Usines polluantes à Haifa.
(photo credit: DR)
As if ongoing terrorism were not enough for Israelis to worry about, this past week added the terrifying specter of Haifa babies’ heads being shrunken by pollution.
Despite all evidence to the contrary, the entire country became alarmed over the report that, ironically, Israelis in saner times would consider as “ rosh katan” – literally “small head” or slang for short-sight - ed and simplistic.
The snowball started to roll with the sensationalist hyping of the partial results of an incomplete study by Channel 2. The report dramatically claimed that a University of Haifa study had found that, due to pollution from the petrochemical industry, babies were being born with heads 20 to 30 percent smaller than average.
The Health Ministry immediately refuted the report, saying there is no difference in the head circumference of newborns in the Haifa Bay region compared to those born in the rest of the country over the past six months. “This is based on raw data and a preliminary processing of averages only,” the ministry said, “but we are continuing to work on the data in a transparent process.”
Rambam Medical Center, Haifa’s largest hospital, said it was not aware of local babies being born with smaller-than-average heads. One of the benefits of the hysteria that greeted the report, however, was the focus placed on a real problem in the Haifa area.
The Haifa City Council convened an emergency meeting, attended by Health Minister Ya’acov Litzman, Environmental Protection Minister Avi Gabbay and Mayor Yona Yahav.
Acknowledging that the statistics “only reflect a quarter of the report as a whole,” Yahav said it is no secret that the Haifa Bay factories and refineries are the main source of the area’s pollution, but that the government appears to have a contradictory policy.

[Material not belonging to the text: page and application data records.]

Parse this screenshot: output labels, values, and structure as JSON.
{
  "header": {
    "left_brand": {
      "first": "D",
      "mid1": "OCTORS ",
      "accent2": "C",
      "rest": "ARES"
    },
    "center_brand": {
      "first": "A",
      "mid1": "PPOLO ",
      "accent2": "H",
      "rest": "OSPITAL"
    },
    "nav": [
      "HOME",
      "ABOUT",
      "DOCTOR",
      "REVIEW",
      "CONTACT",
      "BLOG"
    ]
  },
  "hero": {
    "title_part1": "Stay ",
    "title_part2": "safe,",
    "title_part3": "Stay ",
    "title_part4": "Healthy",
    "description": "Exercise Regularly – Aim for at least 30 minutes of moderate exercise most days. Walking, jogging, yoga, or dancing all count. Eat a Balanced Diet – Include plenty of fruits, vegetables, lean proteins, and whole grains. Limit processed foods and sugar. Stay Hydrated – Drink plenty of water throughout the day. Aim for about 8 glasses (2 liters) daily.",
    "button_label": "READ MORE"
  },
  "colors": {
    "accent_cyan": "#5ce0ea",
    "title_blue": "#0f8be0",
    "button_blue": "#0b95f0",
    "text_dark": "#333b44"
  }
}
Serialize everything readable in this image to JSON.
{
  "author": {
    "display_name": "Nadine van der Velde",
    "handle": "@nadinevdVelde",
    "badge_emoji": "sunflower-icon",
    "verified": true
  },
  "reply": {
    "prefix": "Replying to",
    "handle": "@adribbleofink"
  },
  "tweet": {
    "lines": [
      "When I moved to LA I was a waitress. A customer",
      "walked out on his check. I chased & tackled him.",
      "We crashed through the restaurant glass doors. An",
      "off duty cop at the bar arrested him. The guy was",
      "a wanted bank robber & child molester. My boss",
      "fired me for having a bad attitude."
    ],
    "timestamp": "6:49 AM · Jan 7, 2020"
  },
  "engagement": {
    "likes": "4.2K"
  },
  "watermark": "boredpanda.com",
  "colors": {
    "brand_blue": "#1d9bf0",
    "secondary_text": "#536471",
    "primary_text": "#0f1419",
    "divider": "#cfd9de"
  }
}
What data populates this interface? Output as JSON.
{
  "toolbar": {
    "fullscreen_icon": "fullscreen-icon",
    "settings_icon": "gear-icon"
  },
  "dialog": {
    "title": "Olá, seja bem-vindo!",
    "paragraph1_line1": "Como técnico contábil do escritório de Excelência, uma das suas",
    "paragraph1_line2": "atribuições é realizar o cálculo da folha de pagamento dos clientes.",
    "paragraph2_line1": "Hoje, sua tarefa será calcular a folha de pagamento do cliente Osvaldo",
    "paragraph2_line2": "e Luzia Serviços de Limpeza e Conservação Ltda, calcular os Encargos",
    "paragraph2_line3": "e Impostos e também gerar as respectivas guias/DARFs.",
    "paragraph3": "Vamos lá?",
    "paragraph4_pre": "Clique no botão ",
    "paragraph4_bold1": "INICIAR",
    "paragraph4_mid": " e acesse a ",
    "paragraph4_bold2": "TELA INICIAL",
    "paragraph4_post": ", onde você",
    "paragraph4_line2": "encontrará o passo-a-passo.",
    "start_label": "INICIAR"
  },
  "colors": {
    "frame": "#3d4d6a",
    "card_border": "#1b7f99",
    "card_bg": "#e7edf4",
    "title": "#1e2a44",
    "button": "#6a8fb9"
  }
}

“Factories cause the pollution, and their expansion has to be stopped,” said the mayor. “I’m amazed that three days ago, the government approved a 20 percent increase in their activities.” He added that “we stand with environmental groups in a war against factory expansion.”
Mayor Yahav’s remarks served to return the discussion from the incomplete results of the study to the reality of pollution as an already well documented source of disease. The Haifa-area communities that are downwind from the petrochemical industries have been found to have a prevalence of lymphoma and lung cancer that is five times the national aver - age.
Finance Minister Moshe Kahlon acknowledged the scope of the problem, but noted some initial successes in reducing air pollution in the Haifa Bay area.
“We have to deal with damage to the environment dating back to the British Mandate that never received an adequate response from various Israeli governments, Kahlon said. “Unlike our predecessors, we have committed ourselves to residents of Haifa and the North, and the actions we have already taken prove our direction.”
Last month Environmental Protection Ministry officials presented the first quarterly report of the five- year National Action Plan for the Haifa Bay Area – a comprehensive program approved by the cabinet in September with a budget of some NIS 300 million. The ambitious plan aims to improve air quality, pro - mote research and boost environmental supervision and enforcement.
The quarterly report notes that last year there was an 11% decrease in air pollution in the Haifa Bay area. Kahlon said that by 2018, the pollution level will be half the level in 2014. Meanwhile, 77% of the largest Haifa Bay factories are now required to com - ply with much stricter emissions levels, the ministry report said.
Part of the recent hullabaloo over newborn head sizes was no doubt connected with a popular feeling that the government, led by the Health Ministry, should start putting residents’ health above the financial interests of polluting companies. The National Action Plan for the Haifa Bay Area is a clear indication that such an effort is indeed under way.